Chronic venous insufficiency
Clinical presentation includes increasing leg pain, fatigue, and heaviness with prolonged standing, associated with dilated tortuous veins.
More severe cases exhibit progressive skin changes, venous stasis dermatitis, lipodermatosclerosis, and frank ulceration.
Underlying venous insufficiency is most efficiently documented, localized, and graded by duplex ultrasound.
Conservative treatment requires graded compression.
Open surgical or endovenous treatment options may be used in highly selected cases.
Venous ulceration and bleeding are recognized complications.
Chronic venous insufficiency (CVI) refers to functional changes that may occur in the lower extremity due to persistent elevation of venous pressures.

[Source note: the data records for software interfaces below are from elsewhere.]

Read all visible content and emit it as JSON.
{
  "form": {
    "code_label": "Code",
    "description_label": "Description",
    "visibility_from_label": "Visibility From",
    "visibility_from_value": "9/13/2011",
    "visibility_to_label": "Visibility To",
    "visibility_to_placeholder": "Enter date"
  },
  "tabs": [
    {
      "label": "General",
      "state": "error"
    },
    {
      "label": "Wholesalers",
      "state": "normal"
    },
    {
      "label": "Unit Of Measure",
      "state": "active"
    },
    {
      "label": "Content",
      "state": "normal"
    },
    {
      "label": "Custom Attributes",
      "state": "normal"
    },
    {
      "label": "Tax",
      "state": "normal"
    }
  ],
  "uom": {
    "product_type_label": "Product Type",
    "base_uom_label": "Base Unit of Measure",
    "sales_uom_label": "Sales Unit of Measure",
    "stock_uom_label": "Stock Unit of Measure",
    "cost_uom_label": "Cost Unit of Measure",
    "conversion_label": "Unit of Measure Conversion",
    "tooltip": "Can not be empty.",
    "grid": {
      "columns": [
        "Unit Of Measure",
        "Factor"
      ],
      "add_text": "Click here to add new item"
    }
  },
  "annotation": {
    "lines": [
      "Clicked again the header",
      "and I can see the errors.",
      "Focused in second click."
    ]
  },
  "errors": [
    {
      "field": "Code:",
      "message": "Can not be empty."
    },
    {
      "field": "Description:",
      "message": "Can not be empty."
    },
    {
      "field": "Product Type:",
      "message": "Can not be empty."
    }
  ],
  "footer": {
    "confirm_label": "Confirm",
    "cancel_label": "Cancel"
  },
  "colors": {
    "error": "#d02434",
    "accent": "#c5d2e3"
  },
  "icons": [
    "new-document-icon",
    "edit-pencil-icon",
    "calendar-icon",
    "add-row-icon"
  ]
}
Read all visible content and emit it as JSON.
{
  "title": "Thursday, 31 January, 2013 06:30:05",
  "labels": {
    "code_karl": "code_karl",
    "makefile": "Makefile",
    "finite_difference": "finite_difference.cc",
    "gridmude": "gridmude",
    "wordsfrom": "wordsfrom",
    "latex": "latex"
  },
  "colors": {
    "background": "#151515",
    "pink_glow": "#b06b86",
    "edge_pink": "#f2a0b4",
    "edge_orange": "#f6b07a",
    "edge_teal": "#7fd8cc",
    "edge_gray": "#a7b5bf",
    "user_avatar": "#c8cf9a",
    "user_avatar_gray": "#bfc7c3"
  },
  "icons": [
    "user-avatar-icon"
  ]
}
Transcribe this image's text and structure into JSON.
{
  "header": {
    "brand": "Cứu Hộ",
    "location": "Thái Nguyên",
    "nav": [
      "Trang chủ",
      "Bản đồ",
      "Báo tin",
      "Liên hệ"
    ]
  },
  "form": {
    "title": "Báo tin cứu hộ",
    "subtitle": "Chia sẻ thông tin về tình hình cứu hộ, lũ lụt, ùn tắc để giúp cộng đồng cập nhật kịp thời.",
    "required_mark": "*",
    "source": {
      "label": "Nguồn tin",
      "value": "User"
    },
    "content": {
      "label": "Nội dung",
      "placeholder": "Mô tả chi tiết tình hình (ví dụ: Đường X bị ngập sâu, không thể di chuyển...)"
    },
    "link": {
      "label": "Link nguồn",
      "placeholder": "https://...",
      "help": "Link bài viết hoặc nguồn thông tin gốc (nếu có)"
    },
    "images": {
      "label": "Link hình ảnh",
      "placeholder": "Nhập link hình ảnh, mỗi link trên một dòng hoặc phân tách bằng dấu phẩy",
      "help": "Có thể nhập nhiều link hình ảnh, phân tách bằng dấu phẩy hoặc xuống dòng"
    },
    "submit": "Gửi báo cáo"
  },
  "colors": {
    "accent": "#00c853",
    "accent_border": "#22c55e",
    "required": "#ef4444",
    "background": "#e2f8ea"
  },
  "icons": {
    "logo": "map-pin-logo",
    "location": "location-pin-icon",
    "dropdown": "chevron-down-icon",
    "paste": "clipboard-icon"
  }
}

This most commonly results from venous reflux due to faulty valve function developing as a long-term sequela of deep vein thrombosis (DVT) and recanalization, and may also develop due to primary valvular incompetence without previous episode(s) of DVT. The term CVI is usually reserved for more advanced disease involving edema, skin changes, or frank ulcers.
[Tratto da: www.bestpractice.bmj.com ]